Who's Left Holding the Bag?
On June 2, the Washington, D.C. City Council approved preliminary legislation on a 5-cent plastic bag tax. This tax has been introduced as a measure to help clean up the environment of all the excess plastic bags and bottles that are not biodegradable.
In Baltimore, a similar tax is going to be introduced to the City Council with the exception that the tax will be raised to 25 cents (Councilmania, Sept. 24, 2008). While this is clearly a move to address a green initiative, is it a smart one? Some might see this as a tax on the poor. While the quarter-per-bag charge may not seem like a lot to the average person, in this very despondent economic time when every penny counts, is this a good time to make people pay more for their groceries? Actually when you think about it, you are making people pay twice. Most grocery stores, restaurants, etc. . . , places where one might get a plastic bag, are places where the price of the bag has been added to the overhead running cost of the establishment. That price is then added to the price of services.
Yes, we all know people who have a stash of plastic bags at home that they have picked up from grocery shopping and other outings, and it seems that the easy thing to do would be to dip into this excess and reuse them. But are we looking at the whole picture? You have people in grocery stores walking around with armfuls of plastic bags and now you have a security issue.
Baltimore City Councilman Bill Henry (D-4th District) says this tax will get people to think if they really need the bag. But has he thought about the mother of four with one check struggling to make ends meet who has no car and has to carry those groceries home? I guess she could get a couple of canvas bags and make multiple trips, but that does not really seem very practical.
I remember when the housing market came crashing down September of last year and speculators began to say that the home-market bubble burst was the result of the poor. So maybe Councilman Henry feels that now is the time for the poor, for those who are hit the hardest by this recession, those who have lost their jobs through no fault of their own, those who live on fixed incomes, to do their part in this green initiative and pay up their share, 'cause heaven knows that here in Baltimore, where jobs are scarce, where the city just laid off a group of city employees from the trash department, that they have not paid enough.
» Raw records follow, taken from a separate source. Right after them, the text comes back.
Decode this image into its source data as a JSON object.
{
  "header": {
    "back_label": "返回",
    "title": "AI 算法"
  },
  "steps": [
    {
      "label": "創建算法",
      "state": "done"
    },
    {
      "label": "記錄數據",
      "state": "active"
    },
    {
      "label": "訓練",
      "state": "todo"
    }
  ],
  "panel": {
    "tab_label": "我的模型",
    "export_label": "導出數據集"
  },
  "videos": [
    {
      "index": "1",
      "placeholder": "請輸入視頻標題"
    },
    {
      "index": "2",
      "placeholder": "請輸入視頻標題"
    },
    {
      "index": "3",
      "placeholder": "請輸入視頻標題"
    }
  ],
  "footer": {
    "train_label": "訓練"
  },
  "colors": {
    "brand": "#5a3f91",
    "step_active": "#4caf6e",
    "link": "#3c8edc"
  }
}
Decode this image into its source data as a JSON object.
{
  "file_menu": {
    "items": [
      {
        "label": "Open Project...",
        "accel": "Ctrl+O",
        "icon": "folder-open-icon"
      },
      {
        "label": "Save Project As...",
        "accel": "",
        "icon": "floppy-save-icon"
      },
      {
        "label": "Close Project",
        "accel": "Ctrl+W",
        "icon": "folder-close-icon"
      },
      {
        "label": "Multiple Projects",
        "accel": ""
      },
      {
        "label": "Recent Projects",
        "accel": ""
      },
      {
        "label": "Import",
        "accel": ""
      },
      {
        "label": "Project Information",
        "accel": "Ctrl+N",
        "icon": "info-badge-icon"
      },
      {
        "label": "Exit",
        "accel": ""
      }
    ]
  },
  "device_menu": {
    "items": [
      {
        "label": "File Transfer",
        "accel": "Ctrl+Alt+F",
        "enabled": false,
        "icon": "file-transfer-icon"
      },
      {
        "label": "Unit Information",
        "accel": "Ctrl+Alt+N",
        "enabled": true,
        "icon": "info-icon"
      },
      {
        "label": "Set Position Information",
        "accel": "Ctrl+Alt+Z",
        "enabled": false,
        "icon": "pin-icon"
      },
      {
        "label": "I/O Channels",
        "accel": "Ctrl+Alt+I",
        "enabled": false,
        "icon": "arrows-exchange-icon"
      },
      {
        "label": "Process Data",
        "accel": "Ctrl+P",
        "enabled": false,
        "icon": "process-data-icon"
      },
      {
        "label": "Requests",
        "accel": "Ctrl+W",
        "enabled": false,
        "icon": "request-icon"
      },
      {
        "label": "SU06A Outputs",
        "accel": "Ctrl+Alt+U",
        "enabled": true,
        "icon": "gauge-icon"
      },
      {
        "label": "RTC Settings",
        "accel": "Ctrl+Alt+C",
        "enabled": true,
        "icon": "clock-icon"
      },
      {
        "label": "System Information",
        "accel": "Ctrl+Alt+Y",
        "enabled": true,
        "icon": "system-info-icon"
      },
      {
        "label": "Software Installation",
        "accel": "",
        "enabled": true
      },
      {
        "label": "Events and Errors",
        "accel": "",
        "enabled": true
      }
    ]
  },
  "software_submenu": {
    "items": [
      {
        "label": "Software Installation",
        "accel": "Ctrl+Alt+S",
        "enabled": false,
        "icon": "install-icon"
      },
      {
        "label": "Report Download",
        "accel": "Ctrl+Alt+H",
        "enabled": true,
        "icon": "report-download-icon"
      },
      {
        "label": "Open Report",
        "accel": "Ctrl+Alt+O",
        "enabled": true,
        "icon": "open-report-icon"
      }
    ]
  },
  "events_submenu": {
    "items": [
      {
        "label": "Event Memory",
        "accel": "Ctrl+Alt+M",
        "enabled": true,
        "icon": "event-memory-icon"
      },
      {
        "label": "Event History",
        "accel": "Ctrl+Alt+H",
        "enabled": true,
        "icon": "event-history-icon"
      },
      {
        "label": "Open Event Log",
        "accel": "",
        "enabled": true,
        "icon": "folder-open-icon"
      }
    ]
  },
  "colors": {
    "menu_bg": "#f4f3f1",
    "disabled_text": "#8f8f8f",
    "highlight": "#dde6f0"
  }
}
Edward Ericson Jr. responds: The bill in question, 08-0205, is due out of committee by June 16. The draft bill proposes an outright ban on flimsy plastic bags, not a 25 cent charge for them. The report on the bill by the Commission on Sustainability, was completed on June 4 and can be viewed online at http://legistar.baltimorecitycouncil.com/attachments/4653.pdf.
Corrections: Councilmania goofed big time in its last episode (Mobtown Beat, May 27). First, by misstating the date of the next Council meeting as June 8 (instead of June 1) and then by claiming the council advanced the One Plus One trash bill "without amendment." In fact, the bill had seven pages of substantive amendments; only those offered by Councilman William Cole (D-11th District) were defeated. City Paper regrets the errors.
In last week's Dirty Projectors story ("The Omnivore's Dilemma," Music, June 3), Dave Longstreth was misidentified in the caption for the accompanying photograph. He was in the 8 o'clock position rather than the 5 o'clock position. City Paper regrets the error.
And, finally, there was a missing "to" in the subhed to last week's feature on Tony Geraci's attempts to transform Baltimore City Schools lunches ("The New Meal," Feature, June 3), both on the cover and on the story's opening page.
812 Park Ave.
Baltimore, MD 21201